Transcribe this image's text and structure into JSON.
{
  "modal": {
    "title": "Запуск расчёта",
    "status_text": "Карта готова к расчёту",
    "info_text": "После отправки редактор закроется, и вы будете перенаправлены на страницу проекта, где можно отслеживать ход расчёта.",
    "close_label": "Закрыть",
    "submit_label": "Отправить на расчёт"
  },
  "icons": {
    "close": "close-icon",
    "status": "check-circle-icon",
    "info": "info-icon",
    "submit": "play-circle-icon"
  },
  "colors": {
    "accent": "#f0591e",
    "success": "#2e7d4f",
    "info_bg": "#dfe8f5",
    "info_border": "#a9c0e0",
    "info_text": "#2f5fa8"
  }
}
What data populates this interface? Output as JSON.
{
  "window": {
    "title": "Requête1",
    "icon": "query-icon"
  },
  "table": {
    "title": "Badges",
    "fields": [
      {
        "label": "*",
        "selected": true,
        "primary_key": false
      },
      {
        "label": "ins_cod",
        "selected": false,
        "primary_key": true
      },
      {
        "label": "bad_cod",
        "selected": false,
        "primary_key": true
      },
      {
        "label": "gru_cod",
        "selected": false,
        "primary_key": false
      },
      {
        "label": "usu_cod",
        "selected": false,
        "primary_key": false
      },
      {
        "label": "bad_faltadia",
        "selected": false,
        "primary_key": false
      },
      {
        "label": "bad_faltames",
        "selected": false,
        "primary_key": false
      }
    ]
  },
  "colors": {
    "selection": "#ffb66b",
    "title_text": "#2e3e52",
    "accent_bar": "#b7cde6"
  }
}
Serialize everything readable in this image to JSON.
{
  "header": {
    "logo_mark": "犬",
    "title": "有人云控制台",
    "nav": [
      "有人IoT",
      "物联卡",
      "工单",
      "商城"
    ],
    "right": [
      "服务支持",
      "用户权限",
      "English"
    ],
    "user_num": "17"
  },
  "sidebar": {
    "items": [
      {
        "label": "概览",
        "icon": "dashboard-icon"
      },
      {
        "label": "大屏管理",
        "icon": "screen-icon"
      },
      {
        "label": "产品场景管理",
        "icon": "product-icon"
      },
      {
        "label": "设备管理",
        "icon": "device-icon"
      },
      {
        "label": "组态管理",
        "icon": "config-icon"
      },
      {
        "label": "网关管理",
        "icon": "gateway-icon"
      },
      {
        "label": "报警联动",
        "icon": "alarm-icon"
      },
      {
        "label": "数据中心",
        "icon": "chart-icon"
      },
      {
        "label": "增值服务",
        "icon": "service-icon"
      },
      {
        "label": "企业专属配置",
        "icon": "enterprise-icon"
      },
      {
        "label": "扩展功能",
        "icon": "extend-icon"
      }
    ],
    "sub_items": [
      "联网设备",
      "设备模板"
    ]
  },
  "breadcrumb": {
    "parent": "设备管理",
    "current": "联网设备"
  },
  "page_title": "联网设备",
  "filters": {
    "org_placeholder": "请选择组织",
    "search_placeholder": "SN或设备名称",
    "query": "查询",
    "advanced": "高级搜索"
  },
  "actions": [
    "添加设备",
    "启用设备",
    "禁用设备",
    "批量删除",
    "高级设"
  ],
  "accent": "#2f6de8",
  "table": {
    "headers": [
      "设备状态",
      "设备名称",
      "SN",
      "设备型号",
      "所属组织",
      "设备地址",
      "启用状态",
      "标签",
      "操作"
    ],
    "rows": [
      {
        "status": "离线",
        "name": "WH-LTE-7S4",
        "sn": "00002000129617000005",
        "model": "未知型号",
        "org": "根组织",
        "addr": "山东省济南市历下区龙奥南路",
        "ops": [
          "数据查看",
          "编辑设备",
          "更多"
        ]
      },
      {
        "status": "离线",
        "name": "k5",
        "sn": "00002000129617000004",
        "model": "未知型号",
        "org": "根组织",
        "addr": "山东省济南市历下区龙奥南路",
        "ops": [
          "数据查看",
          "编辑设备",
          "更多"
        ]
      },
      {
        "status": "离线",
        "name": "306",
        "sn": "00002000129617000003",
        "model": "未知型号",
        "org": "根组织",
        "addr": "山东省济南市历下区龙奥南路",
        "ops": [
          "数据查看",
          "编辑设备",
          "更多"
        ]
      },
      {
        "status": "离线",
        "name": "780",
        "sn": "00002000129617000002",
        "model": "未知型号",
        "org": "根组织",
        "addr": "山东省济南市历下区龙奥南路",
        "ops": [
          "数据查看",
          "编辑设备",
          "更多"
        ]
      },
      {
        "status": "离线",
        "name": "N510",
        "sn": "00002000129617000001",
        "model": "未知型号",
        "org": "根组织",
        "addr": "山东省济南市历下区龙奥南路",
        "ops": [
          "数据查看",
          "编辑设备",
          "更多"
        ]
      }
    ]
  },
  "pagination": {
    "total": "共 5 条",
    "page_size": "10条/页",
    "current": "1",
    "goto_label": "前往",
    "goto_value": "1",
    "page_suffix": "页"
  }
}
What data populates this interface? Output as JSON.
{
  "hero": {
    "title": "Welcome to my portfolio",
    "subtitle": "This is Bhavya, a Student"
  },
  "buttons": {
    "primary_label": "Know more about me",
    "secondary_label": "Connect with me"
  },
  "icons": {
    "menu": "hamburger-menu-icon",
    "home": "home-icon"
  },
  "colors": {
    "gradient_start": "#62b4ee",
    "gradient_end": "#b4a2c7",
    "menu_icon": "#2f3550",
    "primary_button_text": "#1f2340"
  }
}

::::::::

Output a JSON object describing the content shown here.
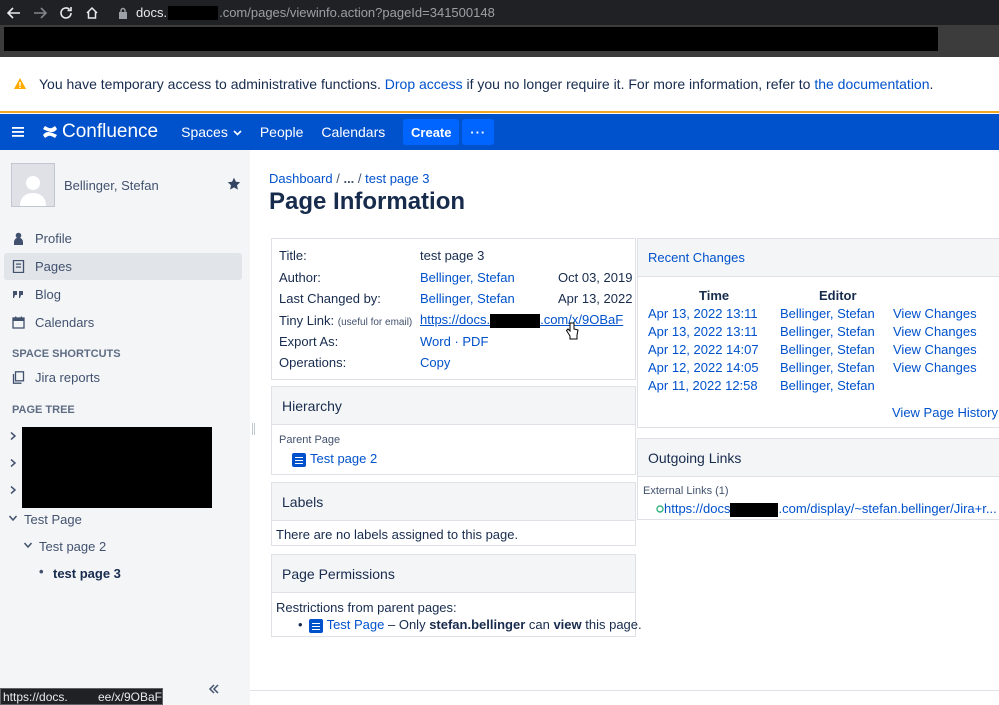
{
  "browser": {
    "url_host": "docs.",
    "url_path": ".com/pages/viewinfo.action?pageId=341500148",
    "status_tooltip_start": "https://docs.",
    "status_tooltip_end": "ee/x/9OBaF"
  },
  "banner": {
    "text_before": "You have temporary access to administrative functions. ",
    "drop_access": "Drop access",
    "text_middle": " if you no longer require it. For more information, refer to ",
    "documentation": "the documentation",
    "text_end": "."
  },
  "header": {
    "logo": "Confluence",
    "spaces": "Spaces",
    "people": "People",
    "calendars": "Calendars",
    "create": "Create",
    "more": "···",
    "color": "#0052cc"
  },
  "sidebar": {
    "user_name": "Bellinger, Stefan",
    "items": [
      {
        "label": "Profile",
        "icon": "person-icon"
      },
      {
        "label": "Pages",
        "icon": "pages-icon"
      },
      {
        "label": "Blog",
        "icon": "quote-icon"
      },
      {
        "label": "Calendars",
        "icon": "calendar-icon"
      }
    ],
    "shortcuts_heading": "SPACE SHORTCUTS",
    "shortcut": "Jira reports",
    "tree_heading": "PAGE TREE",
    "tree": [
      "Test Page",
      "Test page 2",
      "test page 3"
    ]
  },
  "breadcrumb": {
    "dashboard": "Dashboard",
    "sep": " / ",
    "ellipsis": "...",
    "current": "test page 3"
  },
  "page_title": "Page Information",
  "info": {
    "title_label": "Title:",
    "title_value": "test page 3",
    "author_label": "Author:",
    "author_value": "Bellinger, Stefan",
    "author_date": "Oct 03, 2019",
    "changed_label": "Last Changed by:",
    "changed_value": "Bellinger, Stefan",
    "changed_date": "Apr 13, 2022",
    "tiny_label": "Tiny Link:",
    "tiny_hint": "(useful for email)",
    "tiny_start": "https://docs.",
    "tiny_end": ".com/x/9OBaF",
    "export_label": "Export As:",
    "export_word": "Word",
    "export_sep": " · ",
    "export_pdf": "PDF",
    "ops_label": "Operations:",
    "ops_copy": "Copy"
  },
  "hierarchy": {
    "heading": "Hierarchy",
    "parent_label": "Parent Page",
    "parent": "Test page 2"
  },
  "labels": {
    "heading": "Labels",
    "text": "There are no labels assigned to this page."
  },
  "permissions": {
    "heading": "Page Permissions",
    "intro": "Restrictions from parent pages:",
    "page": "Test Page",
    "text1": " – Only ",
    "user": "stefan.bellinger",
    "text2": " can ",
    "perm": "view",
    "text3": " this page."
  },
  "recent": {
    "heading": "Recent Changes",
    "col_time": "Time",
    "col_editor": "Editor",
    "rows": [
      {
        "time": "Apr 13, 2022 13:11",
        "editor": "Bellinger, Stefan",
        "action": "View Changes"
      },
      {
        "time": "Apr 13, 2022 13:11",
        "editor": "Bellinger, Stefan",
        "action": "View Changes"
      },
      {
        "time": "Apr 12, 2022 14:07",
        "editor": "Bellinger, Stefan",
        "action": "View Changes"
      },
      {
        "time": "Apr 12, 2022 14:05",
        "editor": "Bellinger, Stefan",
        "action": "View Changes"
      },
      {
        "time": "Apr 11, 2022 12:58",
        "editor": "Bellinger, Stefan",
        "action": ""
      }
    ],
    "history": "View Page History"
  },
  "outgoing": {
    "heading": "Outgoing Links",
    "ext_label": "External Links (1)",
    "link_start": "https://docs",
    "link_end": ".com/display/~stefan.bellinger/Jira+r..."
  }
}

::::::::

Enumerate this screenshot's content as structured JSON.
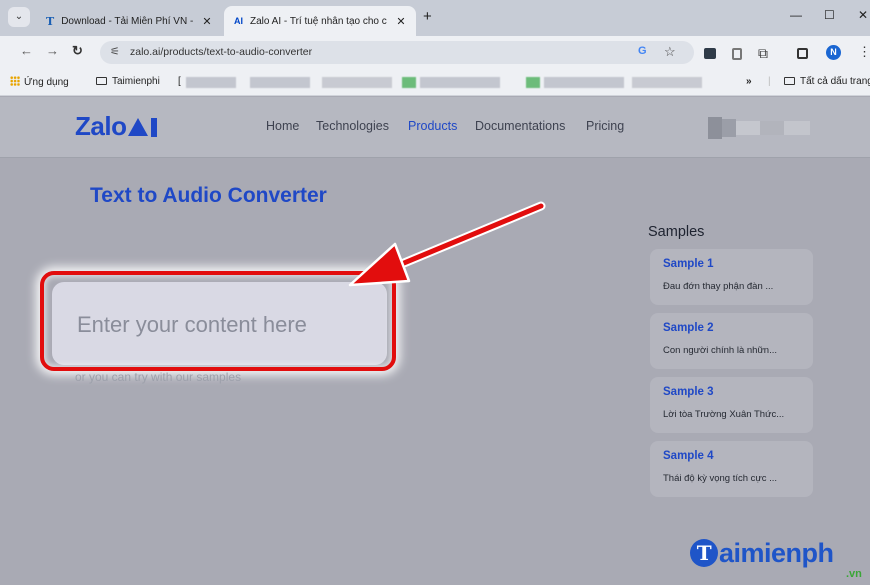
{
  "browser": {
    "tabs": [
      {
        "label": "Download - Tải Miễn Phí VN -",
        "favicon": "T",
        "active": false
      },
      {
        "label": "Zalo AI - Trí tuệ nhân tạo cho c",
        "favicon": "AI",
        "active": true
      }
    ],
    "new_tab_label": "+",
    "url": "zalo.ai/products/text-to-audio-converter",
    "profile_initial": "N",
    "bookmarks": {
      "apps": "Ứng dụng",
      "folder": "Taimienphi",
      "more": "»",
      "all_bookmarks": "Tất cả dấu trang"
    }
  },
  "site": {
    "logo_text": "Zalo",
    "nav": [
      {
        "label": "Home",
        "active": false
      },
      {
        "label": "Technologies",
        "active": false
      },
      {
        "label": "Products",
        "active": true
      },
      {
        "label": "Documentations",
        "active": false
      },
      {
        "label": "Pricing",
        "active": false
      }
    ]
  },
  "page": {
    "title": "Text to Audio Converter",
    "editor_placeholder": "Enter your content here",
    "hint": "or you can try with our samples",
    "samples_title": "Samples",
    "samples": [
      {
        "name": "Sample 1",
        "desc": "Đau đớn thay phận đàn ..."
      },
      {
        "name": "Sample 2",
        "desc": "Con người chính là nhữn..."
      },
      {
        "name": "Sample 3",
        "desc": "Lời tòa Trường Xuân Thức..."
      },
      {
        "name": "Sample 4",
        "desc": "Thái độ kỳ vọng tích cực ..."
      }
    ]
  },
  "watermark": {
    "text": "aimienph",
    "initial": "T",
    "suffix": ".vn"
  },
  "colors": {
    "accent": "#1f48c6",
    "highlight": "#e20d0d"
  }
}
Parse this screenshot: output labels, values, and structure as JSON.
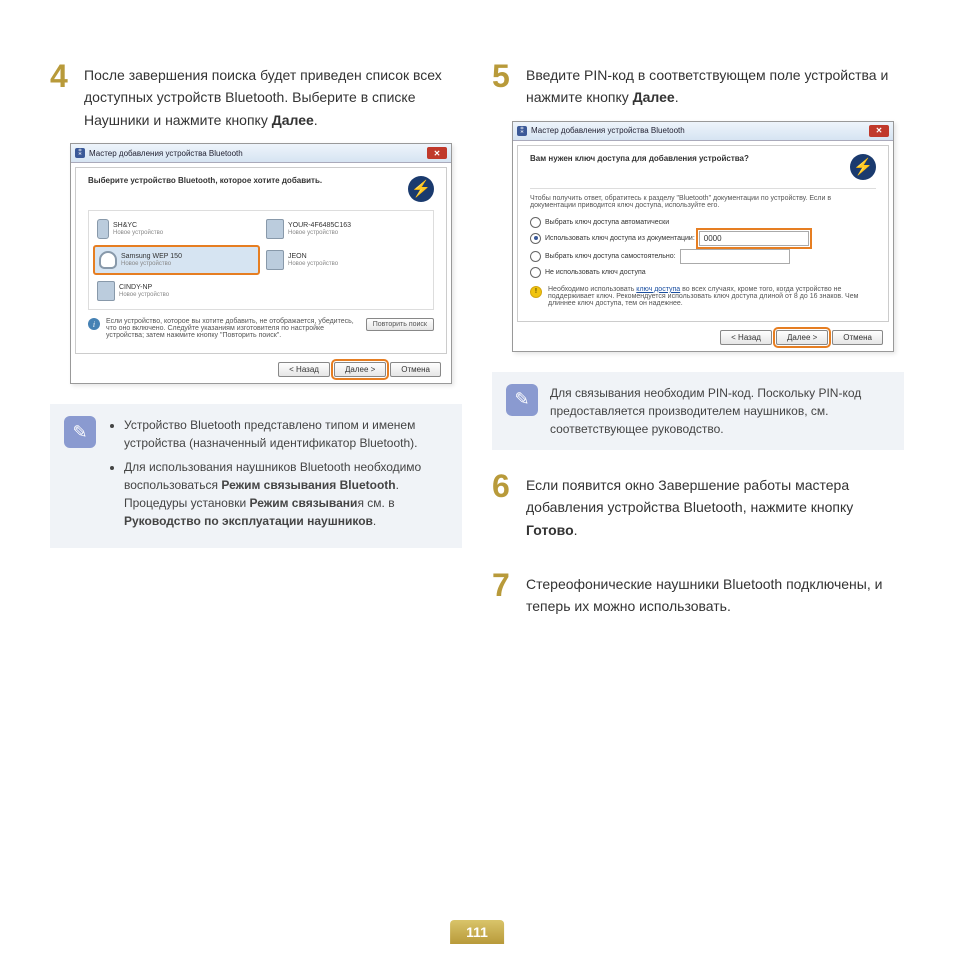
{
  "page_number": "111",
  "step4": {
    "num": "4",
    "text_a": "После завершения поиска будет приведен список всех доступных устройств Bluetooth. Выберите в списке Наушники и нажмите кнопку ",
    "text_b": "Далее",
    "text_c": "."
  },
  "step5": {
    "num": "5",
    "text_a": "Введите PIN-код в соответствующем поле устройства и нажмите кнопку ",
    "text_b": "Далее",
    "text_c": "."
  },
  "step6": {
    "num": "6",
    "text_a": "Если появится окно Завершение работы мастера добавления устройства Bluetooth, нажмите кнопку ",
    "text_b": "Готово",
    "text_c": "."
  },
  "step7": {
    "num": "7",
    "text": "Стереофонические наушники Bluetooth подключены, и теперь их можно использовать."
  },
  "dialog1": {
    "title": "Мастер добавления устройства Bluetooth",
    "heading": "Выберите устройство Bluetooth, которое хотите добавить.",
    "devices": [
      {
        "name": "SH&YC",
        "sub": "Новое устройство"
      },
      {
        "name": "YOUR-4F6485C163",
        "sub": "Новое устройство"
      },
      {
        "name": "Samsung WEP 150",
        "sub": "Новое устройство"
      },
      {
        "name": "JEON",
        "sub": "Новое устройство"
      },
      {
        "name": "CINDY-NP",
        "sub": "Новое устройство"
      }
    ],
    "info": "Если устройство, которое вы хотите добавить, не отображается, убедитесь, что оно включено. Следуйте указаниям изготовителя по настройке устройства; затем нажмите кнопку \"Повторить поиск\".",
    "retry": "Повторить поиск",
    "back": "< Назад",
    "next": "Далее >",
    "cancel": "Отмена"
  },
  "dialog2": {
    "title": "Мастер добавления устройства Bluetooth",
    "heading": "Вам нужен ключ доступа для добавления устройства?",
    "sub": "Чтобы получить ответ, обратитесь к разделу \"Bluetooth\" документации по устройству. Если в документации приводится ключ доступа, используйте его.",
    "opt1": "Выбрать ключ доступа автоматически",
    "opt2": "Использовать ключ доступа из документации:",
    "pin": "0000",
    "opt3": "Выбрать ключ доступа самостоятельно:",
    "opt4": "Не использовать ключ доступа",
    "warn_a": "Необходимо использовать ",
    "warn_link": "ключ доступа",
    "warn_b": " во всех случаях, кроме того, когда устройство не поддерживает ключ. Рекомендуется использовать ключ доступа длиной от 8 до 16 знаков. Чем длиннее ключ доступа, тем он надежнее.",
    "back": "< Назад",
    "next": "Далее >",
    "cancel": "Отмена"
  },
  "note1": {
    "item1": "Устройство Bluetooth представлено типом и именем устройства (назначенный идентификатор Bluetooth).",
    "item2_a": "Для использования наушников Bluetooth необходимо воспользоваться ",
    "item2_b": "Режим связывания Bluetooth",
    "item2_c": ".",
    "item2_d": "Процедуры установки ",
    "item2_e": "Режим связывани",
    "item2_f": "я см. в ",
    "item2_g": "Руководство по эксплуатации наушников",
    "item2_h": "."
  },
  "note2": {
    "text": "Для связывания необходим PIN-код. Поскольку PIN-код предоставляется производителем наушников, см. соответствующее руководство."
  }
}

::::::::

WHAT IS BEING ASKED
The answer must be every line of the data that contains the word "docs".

SOLUTION TO THIS PROBLEM
    "url_host": "docs.",
    "status_tooltip_start": "https://docs.",
    "tiny_start": "https://docs.",
    "link_start": "https://docs",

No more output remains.